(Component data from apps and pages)
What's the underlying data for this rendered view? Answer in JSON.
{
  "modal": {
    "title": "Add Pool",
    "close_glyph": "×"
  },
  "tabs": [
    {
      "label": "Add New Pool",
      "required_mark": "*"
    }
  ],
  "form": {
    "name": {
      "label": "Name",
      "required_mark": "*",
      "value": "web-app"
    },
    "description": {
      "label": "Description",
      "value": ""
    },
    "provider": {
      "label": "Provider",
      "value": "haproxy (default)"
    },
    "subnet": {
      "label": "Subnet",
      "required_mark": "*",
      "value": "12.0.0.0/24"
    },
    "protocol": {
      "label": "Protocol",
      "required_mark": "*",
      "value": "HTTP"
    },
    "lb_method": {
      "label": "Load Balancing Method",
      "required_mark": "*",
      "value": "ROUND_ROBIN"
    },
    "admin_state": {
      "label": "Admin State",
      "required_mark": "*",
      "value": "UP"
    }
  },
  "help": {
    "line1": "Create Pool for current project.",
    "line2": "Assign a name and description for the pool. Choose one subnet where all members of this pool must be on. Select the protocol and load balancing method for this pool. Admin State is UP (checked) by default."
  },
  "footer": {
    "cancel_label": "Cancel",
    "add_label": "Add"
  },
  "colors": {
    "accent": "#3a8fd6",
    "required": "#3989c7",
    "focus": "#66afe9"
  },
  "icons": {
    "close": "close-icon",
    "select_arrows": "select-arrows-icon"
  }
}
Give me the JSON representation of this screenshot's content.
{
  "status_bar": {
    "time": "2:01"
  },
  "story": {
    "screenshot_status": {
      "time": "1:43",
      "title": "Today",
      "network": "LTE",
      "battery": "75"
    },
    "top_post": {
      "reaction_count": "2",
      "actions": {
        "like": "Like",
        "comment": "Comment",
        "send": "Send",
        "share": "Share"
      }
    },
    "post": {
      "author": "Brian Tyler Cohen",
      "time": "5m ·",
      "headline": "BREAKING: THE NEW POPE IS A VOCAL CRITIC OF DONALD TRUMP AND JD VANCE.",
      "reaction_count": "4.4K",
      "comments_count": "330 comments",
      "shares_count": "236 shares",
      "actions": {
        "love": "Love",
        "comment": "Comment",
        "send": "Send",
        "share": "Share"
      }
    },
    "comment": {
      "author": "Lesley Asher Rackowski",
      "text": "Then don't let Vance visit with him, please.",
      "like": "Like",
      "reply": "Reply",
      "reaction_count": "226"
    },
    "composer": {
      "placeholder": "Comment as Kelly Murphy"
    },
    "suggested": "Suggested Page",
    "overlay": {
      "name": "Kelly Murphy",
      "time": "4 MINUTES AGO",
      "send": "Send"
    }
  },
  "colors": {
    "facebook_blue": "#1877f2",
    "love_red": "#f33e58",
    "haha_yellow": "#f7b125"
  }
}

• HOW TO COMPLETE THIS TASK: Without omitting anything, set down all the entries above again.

• THE ANSWER:
What's the underlying data for this rendered view? Answer in JSON.
{
  "modal": {
    "title": "Add Pool",
    "close_glyph": "×"
  },
  "tabs": [
    {
      "label": "Add New Pool",
      "required_mark": "*"
    }
  ],
  "form": {
    "name": {
      "label": "Name",
      "required_mark": "*",
      "value": "web-app"
    },
    "description": {
      "label": "Description",
      "value": ""
    },
    "provider": {
      "label": "Provider",
      "value": "haproxy (default)"
    },
    "subnet": {
      "label": "Subnet",
      "required_mark": "*",
      "value": "12.0.0.0/24"
    },
    "protocol": {
      "label": "Protocol",
      "required_mark": "*",
      "value": "HTTP"
    },
    "lb_method": {
      "label": "Load Balancing Method",
      "required_mark": "*",
      "value": "ROUND_ROBIN"
    },
    "admin_state": {
      "label": "Admin State",
      "required_mark": "*",
      "value": "UP"
    }
  },
  "help": {
    "line1": "Create Pool for current project.",
    "line2": "Assign a name and description for the pool. Choose one subnet where all members of this pool must be on. Select the protocol and load balancing method for this pool. Admin State is UP (checked) by default."
  },
  "footer": {
    "cancel_label": "Cancel",
    "add_label": "Add"
  },
  "colors": {
    "accent": "#3a8fd6",
    "required": "#3989c7",
    "focus": "#66afe9"
  },
  "icons": {
    "close": "close-icon",
    "select_arrows": "select-arrows-icon"
  }
}
Give me the JSON representation of this screenshot's content.
{
  "status_bar": {
    "time": "2:01"
  },
  "story": {
    "screenshot_status": {
      "time": "1:43",
      "title": "Today",
      "network": "LTE",
      "battery": "75"
    },
    "top_post": {
      "reaction_count": "2",
      "actions": {
        "like": "Like",
        "comment": "Comment",
        "send": "Send",
        "share": "Share"
      }
    },
    "post": {
      "author": "Brian Tyler Cohen",
      "time": "5m ·",
      "headline": "BREAKING: THE NEW POPE IS A VOCAL CRITIC OF DONALD TRUMP AND JD VANCE.",
      "reaction_count": "4.4K",
      "comments_count": "330 comments",
      "shares_count": "236 shares",
      "actions": {
        "love": "Love",
        "comment": "Comment",
        "send": "Send",
        "share": "Share"
      }
    },
    "comment": {
      "author": "Lesley Asher Rackowski",
      "text": "Then don't let Vance visit with him, please.",
      "like": "Like",
      "reply": "Reply",
      "reaction_count": "226"
    },
    "composer": {
      "placeholder": "Comment as Kelly Murphy"
    },
    "suggested": "Suggested Page",
    "overlay": {
      "name": "Kelly Murphy",
      "time": "4 MINUTES AGO",
      "send": "Send"
    }
  },
  "colors": {
    "facebook_blue": "#1877f2",
    "love_red": "#f33e58",
    "haha_yellow": "#f7b125"
  }
}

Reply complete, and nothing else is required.